That might be a plausible scenario with one field, but the gap of hundreds? No one will fill that? Really? How would you stop them?
2.13.2008 4:05pm
great unknown (mail):
Ryan Waxx: By imposing total governmental control on the agricultural community. There have been rumblings in the literature that a world "in the throes of environmental disaster" cannot afford anything less than an authoritarian government led by concensus scientists.
2.13.2008 7:59pm
Curt Fischer:

great unknown: There have been rumblings in the literature that a world "in the throes of environmental disaster" cannot afford anything less than an authoritarian government led by concensus scientists.


"Rumblings in the literature"???? Cite please!
2.13.2008 9:18pm
Adam J:
Great Unknown- it always amuses me when someone relying on rhetoric, speculation, and unsourced assertions tries to criticize what a scientific study should have done.

You've yet to realize the flaws in your argument that the study should have considered increased food prices- even though myself and anonthu have pointed it out. If you are converting land, you are creating farms, and if you are creating a new farm for biofuel, you obviously aren't using an farm that was used for food. And if you aren't using a farm to create biofuel that was previously used for food, you aren't diverting food. Thus, it would have been disingenious for the scientists doing this study to mention diversion of food, when the biofuel production method that they are criticizing for environmental impact will not divert food.
2.14.2008 11:38am
Richard Aubrey (mail):
In our area, commercial fertilizer is more expensive because corn is hard on the soil.

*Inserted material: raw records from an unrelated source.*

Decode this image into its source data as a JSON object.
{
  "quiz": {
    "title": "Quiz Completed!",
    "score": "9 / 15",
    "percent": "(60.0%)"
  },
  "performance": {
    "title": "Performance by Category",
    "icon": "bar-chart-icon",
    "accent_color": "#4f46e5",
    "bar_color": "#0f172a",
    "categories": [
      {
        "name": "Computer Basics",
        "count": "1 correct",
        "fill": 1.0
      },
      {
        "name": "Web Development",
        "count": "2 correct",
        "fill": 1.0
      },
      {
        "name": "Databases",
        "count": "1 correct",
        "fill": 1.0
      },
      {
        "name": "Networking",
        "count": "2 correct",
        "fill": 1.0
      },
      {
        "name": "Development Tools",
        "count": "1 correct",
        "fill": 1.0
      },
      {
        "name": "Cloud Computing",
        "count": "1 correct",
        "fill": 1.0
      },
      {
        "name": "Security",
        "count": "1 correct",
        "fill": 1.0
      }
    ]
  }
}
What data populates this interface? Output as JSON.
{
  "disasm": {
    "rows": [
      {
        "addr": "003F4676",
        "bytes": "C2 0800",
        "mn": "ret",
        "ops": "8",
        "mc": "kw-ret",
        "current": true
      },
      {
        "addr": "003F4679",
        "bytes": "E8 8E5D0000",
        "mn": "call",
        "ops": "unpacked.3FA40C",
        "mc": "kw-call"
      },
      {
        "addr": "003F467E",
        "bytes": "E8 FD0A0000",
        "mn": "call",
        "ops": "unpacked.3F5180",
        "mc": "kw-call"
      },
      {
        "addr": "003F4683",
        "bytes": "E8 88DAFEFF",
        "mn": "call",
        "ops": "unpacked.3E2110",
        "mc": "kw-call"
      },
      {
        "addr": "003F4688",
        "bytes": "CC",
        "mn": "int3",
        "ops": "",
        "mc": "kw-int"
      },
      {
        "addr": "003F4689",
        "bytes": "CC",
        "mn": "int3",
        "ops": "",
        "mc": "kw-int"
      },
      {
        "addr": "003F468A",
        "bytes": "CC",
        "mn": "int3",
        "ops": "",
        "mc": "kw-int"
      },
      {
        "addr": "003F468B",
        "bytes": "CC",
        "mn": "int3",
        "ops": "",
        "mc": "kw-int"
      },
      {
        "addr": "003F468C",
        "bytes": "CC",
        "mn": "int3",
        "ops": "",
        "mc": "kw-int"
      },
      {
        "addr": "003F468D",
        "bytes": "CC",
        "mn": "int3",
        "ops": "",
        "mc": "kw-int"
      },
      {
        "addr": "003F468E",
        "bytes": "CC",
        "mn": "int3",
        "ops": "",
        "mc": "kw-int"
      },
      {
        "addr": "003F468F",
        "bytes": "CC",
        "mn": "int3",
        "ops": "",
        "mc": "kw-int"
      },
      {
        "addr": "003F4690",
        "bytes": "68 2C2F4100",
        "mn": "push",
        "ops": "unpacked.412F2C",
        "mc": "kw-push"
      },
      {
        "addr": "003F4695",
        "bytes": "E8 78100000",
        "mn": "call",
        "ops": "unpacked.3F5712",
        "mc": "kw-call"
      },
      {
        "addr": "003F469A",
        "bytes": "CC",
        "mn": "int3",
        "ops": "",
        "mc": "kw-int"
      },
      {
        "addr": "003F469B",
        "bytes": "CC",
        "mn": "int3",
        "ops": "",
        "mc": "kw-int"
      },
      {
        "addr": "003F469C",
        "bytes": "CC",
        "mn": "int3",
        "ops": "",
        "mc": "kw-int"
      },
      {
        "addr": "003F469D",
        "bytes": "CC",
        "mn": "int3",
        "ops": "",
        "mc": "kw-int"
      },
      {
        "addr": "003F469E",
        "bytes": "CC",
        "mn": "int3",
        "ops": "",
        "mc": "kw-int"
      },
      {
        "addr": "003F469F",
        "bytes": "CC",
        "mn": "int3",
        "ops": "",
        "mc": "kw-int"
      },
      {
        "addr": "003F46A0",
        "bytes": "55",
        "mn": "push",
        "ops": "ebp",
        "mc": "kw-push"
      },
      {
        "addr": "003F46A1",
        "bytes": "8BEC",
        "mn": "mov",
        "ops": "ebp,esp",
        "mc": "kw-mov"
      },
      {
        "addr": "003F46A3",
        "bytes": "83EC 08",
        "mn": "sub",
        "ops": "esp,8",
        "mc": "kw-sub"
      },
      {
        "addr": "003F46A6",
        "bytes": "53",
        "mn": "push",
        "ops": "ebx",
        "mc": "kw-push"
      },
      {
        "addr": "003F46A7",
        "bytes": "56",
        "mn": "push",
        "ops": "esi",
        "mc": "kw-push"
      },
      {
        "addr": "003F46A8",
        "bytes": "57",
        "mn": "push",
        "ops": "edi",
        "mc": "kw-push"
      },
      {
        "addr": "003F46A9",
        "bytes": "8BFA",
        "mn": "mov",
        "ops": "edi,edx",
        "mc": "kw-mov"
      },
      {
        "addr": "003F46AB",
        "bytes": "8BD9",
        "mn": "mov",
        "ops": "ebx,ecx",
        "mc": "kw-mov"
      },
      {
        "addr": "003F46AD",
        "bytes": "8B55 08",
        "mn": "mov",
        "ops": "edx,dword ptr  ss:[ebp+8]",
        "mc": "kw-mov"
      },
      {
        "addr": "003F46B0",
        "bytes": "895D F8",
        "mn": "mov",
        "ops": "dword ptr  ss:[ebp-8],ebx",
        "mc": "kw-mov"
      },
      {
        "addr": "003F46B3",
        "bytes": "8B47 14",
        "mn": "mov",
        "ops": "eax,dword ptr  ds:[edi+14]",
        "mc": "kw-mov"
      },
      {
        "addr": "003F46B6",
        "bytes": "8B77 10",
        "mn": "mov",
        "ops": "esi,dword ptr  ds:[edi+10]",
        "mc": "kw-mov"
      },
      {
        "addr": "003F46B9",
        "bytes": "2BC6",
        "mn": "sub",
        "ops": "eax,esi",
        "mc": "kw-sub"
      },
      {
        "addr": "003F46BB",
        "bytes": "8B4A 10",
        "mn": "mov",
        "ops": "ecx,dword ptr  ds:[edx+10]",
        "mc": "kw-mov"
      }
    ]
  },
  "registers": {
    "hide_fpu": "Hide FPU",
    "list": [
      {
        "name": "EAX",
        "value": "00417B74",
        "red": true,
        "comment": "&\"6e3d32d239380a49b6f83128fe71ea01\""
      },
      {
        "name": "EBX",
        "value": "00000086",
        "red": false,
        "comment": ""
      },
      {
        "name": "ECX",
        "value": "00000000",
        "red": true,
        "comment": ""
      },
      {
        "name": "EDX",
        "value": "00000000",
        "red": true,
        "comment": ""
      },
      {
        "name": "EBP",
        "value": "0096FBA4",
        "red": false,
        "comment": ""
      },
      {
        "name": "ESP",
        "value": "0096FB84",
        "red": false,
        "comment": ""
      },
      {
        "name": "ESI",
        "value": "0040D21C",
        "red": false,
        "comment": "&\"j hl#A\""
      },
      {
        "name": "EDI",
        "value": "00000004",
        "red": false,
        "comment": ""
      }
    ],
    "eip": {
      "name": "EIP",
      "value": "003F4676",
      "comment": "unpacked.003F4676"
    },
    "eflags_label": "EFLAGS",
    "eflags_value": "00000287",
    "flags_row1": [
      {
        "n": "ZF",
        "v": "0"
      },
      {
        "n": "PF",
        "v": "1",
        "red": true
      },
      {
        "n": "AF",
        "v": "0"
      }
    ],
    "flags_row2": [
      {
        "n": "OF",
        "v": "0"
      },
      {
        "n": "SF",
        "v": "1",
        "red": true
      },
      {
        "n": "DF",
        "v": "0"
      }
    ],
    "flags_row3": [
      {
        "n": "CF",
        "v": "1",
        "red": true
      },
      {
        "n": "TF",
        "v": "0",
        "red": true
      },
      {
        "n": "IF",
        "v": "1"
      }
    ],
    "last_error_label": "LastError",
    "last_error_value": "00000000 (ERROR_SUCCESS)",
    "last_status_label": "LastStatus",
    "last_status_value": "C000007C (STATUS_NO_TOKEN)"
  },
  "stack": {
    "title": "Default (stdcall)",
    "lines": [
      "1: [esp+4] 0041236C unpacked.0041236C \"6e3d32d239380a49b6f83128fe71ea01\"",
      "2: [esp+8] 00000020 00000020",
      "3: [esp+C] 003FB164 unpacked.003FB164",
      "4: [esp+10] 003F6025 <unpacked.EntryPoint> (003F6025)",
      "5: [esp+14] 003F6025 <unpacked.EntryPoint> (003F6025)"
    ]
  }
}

That's why so many farmers alternate corn and beans. Indeed, the ecologically superior native americans used to grow corn, beans and squash in the same gardens. Good for soil, squash grew better in the corn's shade, and Iron Eyes Cody was happy.
Now we're doing the corn-factory thing. In our area, the only new ground broken is for ethanol plants.
So if we're going to do something other than burn food, it isn't going to be done in traditional agriculture areas.
It will have to be in places where farming is not currently being done. And why isn't it being done? Generally, lack of water. Hell, the Colorado still has some water in it, I think. Go for it.
2.14.2008 11:57am
anonthu:
Thus, it would have been disingenious for the scientists doing this study to mention diversion of food, when the biofuel production method that they are criticizing for environmental impact will not divert food.

Exactly. And a strong argument against food-crop biofuels either way. Raise food price with lower GHG impact (diversion) or raise GHG impact with minimal impact on food price (conversion).

As noted earlier, that's true only if you assume that no one will fill the economic void left by the one less Iowa cornfield by planting their own.

"Planting your own" will still be either conversion or diversion...
2.14.2008 3:14pm